What is being asked
Check every line below for the word "author" and copy the ones that have it.

*** Opening of Source records ***

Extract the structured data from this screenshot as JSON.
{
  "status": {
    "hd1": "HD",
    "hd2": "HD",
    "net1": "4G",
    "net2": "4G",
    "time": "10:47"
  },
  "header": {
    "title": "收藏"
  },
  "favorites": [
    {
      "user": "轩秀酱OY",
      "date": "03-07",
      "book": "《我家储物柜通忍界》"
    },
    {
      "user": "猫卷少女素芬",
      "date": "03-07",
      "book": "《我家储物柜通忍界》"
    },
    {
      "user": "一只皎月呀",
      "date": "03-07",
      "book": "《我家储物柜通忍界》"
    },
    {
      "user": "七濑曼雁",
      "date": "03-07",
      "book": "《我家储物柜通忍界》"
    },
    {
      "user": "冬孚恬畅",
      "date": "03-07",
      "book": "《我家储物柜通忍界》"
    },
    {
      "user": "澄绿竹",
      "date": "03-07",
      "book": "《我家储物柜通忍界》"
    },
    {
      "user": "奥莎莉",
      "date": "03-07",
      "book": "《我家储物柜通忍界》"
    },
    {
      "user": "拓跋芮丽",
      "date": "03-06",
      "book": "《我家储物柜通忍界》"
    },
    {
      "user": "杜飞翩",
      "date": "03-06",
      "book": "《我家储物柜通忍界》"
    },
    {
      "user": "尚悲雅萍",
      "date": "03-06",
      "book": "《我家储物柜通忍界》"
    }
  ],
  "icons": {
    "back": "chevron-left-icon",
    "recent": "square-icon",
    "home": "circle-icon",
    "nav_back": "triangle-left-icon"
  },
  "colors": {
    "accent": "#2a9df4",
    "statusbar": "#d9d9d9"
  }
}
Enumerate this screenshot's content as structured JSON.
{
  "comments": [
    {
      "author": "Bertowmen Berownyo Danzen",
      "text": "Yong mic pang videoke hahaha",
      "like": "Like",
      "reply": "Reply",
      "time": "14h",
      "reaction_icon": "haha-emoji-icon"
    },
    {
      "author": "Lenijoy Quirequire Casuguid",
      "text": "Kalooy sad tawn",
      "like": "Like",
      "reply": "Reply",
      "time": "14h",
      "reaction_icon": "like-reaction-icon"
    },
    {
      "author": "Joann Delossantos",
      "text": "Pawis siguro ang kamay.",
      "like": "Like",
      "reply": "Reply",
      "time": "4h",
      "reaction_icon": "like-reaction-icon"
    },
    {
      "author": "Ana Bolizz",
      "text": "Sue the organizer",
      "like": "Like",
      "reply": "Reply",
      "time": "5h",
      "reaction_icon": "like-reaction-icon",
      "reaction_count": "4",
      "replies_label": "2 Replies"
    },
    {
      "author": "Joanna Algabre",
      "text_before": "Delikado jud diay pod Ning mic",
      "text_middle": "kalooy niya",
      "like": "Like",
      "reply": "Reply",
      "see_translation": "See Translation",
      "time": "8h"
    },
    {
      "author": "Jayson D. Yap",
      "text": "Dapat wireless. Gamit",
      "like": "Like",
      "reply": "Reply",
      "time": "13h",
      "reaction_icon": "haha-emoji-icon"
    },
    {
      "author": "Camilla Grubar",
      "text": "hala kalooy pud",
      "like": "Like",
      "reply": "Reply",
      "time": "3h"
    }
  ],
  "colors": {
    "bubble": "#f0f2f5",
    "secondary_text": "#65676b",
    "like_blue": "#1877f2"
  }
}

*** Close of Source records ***
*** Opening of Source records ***

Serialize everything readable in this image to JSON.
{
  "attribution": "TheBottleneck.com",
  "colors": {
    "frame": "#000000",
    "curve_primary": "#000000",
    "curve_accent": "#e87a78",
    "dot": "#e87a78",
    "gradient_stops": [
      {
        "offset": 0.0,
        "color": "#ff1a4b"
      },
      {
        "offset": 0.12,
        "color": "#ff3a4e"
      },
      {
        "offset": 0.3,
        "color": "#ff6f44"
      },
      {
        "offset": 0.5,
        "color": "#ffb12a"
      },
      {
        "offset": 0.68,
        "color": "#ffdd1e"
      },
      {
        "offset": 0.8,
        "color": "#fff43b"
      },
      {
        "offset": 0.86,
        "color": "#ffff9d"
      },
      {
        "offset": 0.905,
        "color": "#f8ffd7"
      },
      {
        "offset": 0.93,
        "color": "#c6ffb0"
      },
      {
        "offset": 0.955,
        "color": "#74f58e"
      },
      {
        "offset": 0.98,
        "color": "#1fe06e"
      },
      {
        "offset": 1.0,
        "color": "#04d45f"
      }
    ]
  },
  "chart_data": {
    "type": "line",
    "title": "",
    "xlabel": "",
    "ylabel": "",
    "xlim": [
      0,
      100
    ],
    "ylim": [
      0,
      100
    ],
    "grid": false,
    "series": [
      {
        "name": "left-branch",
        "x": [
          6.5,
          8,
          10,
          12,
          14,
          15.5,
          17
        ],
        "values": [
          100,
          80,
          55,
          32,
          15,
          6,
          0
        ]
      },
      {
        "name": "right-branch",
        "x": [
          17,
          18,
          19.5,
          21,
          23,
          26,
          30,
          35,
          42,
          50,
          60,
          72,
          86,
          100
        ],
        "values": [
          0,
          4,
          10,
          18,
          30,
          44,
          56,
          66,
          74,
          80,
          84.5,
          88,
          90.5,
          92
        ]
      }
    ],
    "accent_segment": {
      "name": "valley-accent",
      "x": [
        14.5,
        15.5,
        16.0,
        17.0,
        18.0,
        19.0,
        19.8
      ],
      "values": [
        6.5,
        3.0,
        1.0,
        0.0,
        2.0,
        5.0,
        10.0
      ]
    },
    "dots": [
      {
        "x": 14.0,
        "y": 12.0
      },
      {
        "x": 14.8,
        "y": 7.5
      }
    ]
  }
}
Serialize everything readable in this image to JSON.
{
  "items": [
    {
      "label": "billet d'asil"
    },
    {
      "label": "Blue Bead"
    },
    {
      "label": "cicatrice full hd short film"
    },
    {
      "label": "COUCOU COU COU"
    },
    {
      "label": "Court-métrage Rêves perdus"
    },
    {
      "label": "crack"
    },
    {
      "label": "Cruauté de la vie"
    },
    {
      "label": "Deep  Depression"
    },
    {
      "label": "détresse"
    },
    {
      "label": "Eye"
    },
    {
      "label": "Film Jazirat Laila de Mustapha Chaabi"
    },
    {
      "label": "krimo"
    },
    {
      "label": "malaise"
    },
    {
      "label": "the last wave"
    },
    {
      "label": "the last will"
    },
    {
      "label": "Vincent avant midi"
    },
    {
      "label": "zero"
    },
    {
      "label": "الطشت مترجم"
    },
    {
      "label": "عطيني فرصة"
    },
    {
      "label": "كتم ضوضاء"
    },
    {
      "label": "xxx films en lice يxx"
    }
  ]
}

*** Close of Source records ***

Reply
      "author": "Bertowmen Berownyo Danzen",
      "author": "Lenijoy Quirequire Casuguid",
      "author": "Joann Delossantos",
      "author": "Ana Bolizz",
      "author": "Joanna Algabre",
      "author": "Jayson D. Yap",
      "author": "Camilla Grubar",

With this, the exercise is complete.